If you have a meat bone, boil it first to get the flavour out, then you can mix vegetables into the liquid. And the dog can chew the bone.

See Coping With Coronavirus 1 for using up your chicken.

Coping With Coronavirus. 1. Empty Supermarkets.

Cook soups until all the liquid is absorbed, and you can mix in broken-up bread to pad it out. The bread will have all the flavour of the food.

When you boil vegetables, don’t drain them. Save the liquid, for a soup for you, or for your animals, or both.

The liquid will be full of vitamins. And of course, you can freeze it.

Here are a couple of recipes for dog biscuits.

Home-Made Dog Treats

  • Serves: 18
  • 250g (9 oz) wholemeal flour
  • 1 tablespoon baking powder
  • 275g (10 oz) unsalted natural peanut butter
  • 225ml (8 fl oz) skimmed milk

Prep:15min  ›  Cook:20min  ›  Ready in:35min

  1. Preheat the oven to 190 C / Gas mark 5. Grease baking trays. Stir together the flour and baking powder; set aside.
  2. In a medium bowl, mix together the peanut butter and milk. Stir in the flour mixture until well blended. Turn out dough onto a lightly floured surface and knead until smooth. Roll out to 1cm thickness and cut into shapes using biscuit cutters. Place 2cm apart onto the prepared baking trays.
  3. Bake for 20 minutes in the preheated oven, or until lightly brown. Remove from baking trays to cool on wire racks.

Dog Biscuits.



  • 300gPlain wholemeal flour (substitute for oats if your dog is sensitive to wheat)
  • 1 tspSalt
  • 1Egg(s) (free range)
  • 1Stock (beef, Chicken or fish stock cube. Customise to your dog’s taste)
  • 150mlWater (hot)


  1. Preheat oven to 170 °C (150 °C for Fan Assisted Oven)
  2. Dissolve the stock cube of your choice in hot water.
  3. Add remaining ingredients
  4. Knead dough until it forms a ball (approximately 3 minutes)
  5. Roll dough until ½ cm thick.
  6. Cut into slices or bone shapes (you can purchase a bone shaped cookie cutter to make shapes with)
  7. Place dough pieces on baking paper
  8. Bake for 25 minutes or until golden brown.

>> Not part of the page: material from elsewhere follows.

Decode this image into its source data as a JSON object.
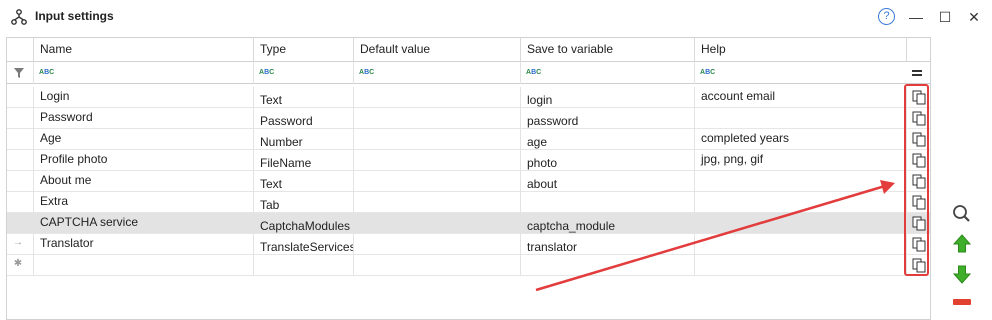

Our pets do live a pampered life, but don’t worry, they’ll be fine; in fact, they’ll probably be a lot healthier on a fresh diet!